A new supplement offers the mood-boosting properties of chocolate in a healthier, liquid form.
Ursula Sautter | December 2011 Issue
Chocolate makes you happy; we all know that. Unfortunately, it’s also rich in fat and sugar—so if you eat lots of it, you’ll feel pretty chirpy but pile on the extra pounds, increasing your chances of conditions like cardiovascular disease. Now, though, tryptophan—the main substance responsible for chocolate’s happiness quotient—is available in a less fattening form. A new liquid dietary supplement, Frohnatur (“cheerful soul” in German), boasts seven times as much tryptophan as in a 3 1/2-ounce (100-gram) bar of milk chocolate at a fraction of the calories: 65 instead of the usual 525.

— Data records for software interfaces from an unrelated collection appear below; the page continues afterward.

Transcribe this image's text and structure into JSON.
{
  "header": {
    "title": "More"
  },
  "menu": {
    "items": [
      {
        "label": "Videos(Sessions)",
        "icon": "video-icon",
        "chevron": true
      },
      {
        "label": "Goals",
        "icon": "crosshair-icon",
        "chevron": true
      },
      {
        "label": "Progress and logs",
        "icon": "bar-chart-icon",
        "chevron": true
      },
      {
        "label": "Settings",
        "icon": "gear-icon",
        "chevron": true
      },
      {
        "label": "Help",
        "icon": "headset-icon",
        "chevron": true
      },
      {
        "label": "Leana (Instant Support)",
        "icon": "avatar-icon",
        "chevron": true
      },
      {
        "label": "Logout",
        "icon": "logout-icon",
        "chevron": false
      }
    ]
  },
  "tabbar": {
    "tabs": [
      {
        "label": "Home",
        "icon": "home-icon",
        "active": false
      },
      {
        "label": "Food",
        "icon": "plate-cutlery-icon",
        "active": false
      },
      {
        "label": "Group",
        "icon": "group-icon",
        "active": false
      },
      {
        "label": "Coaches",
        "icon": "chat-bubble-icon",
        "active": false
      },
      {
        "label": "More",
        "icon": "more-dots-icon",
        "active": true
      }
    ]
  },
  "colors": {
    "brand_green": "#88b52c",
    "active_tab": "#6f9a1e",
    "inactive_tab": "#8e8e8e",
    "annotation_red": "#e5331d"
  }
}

The body cannot produce tryptophan—an important biochemical precursor to the mood-boosting neurotransmitter serotonin—so it must be ingested with food. To ensure that as much tryptophan as possible is converted into serotonin, Frohnatur is rich in dextrose. These sugar molecules serve as a kind of chemical courier service, escorting tryptophan across the blood-brain barrier, which protects our gray matter from harmful substances. Frohnatur, a festive orange in color, also contains vitamins B6 and B12, iron, magnesium and folic acid, to name just a few ingredients. Imming & Theiss, the Munich food company that makes the drink, says it may be beneficial as a supplement in serotonin-based medication regimens or as a remedy for people suffering from mild depressive episodes, stress, burnout or pre-menstrual syndrome. It is not, Imming & Theiss execs stress, a substitute for traditional drugs in case of moderate or severe depression. The only drawback is that the liquid tastes nothing like chocolate; instead, it tastes like tart vitamin drinks.
Check out the German product site here.
Photo: Everjean via Flickr